Medical Problems

Some types of cancer therapy that predispose the neck and head to radiation can trigger a tooth cavity by changing the composition of the saliva to promote bacterial growth.

Improper Nutrition

a collection of sugary foodsDoing away with foods that are high in sugar, carbohydrates, and acid is the best approach to avoid cavity due to improper nutrition. Consuming a healthy diet and the avoidance of acidic, sugary drinks is the best approach to go.

Risk Factors of Cavities

Everybody is at risk for cavities, but some folks have an increased risk. Risk factors may include:

  • Excess acidic or sugary foods and drinks
  • Questionable oral hygiene routine, such as failing to floss or brush daily
  • Not getting adequate fluoride
  • Dry mouth
  • Eating malfunction (such as bulimia and anorexia)
  • Acid reflux issue, which may result in wearing down of your tooth enamel by stomach acid.

Cavities build up more often in the rear teeth, according to some specialists. These teeth have openings and grooves that can entrap food elements. Also, the teeth are sometimes difficult to reach when flossing and brushing.

Symptoms of Tooth Decay

The symptoms and signs of cavities vary, depending on their location and extent. When tooth decay is just starting, you may not have any signs at all. As the corrosion gets larger, it may bring about signs and symptoms like:

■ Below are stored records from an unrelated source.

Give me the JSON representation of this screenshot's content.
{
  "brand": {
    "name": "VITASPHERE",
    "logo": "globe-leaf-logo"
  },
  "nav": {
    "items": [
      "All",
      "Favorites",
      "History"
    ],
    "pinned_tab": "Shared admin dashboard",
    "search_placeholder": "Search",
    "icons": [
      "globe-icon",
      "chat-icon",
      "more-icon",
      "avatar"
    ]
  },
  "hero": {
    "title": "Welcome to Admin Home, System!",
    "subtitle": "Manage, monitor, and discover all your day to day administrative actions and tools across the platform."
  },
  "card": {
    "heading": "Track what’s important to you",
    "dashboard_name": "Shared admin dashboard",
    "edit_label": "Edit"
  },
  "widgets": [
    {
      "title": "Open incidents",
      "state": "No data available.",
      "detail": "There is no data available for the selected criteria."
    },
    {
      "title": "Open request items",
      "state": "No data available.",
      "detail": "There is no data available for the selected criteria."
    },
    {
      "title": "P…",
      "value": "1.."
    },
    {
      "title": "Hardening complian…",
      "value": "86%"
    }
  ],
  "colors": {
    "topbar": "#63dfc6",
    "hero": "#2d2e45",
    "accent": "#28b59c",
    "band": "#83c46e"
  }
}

  • Toothache with spontaneous pain
  • Tooth sensitivity
  • Mild to severe pain when drinking or eating something hot, sweet, or cold
  • Visible pits or holes in your teeth
  • White, brown, or black stain on the surface of a tooth
  • Pain whenever you bite down

Therapy Options for Tooth Cavities

Tell your medical health care about uncomfortable signs such as pain or sensitivity. Your dentist should also be able to identify cavities after an oral exam. The Healthline tool can provide alternatives in your location if you do not already have a dentist. However, some tooth decays are not easily seen from an oral exam. So your health professional (dentist) may use a dental X-ray to find out any decay.

Treatment types depend on severity. There are various ways to cure a cavity.

Tooth Fillings

A dentist makes use of a drill and takes off decayed material from your tooth. Your dentist would then fill the affected tooth with substances like gold, silver, or composite resin.


For more serious decay, a dentist may put a custom-fit cap over the affected tooth to replace the natural teeth crown. Your dentist will also remove the rotting tooth material before beginning this process.

Root Canal

When a cavity causes the necrosis of your nerves, your tooth specialist (dentist) may perform a root canal to deliver your tooth. They remove the blood vessel tissues, nerve tissues, and any rotten areas of your tooth. Your dentist then examines for infections and applies drugs to the roots as required. Finally, they fill up the tooth, and a crown might be placed on it.

Early-stage Treatment

If the dentist also detects tooth decay in its early stage, fluoride therapy may refurbish your tooth and prevent further decay.

Dealing with Pain

soursopTooth decay and cavities can be the basis of a lot of discomfort and pain. You may want to discover ways to calm irritation while you wait for a dentist’s appointment. According to one or two studies, there are a few things one can do to get comfort temporarily:

Keep your oral hygiene routine active. Continue to clean and brush all your mouthparts, as well as any sensitive areas.

Use OTC (over-the-counter) pain relievers. Check with your dentist if you can use some OTC pain relief (anesthetics). Watch whatever you consume. Do away with extreme cold or hot foods or drinks.